Exercise prompt - Reproduce the data that follows in its entirety, character for character.

Dataset entries -
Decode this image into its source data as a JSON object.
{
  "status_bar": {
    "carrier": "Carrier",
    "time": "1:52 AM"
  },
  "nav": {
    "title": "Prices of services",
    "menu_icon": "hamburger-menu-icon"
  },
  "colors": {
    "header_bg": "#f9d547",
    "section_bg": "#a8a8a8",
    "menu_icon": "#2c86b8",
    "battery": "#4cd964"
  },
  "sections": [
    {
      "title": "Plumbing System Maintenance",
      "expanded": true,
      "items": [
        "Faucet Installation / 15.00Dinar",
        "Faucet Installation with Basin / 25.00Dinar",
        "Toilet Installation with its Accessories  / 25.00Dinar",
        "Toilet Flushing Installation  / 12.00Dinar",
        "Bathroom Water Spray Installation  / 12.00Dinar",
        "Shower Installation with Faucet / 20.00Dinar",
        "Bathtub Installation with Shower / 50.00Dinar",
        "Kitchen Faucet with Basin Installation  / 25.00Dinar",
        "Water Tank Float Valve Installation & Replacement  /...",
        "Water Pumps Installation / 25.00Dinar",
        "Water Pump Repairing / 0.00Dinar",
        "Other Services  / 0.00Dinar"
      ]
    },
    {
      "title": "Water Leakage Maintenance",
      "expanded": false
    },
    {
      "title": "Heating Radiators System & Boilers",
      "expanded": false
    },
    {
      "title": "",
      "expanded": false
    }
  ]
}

Answer -
Decode this image into its source data as a JSON object.
{
  "status_bar": {
    "carrier": "Carrier",
    "time": "1:52 AM"
  },
  "nav": {
    "title": "Prices of services",
    "menu_icon": "hamburger-menu-icon"
  },
  "colors": {
    "header_bg": "#f9d547",
    "section_bg": "#a8a8a8",
    "menu_icon": "#2c86b8",
    "battery": "#4cd964"
  },
  "sections": [
    {
      "title": "Plumbing System Maintenance",
      "expanded": true,
      "items": [
        "Faucet Installation / 15.00Dinar",
        "Faucet Installation with Basin / 25.00Dinar",
        "Toilet Installation with its Accessories  / 25.00Dinar",
        "Toilet Flushing Installation  / 12.00Dinar",
        "Bathroom Water Spray Installation  / 12.00Dinar",
        "Shower Installation with Faucet / 20.00Dinar",
        "Bathtub Installation with Shower / 50.00Dinar",
        "Kitchen Faucet with Basin Installation  / 25.00Dinar",
        "Water Tank Float Valve Installation & Replacement  /...",
        "Water Pumps Installation / 25.00Dinar",
        "Water Pump Repairing / 0.00Dinar",
        "Other Services  / 0.00Dinar"
      ]
    },
    {
      "title": "Water Leakage Maintenance",
      "expanded": false
    },
    {
      "title": "Heating Radiators System & Boilers",
      "expanded": false
    },
    {
      "title": "",
      "expanded": false
    }
  ]
}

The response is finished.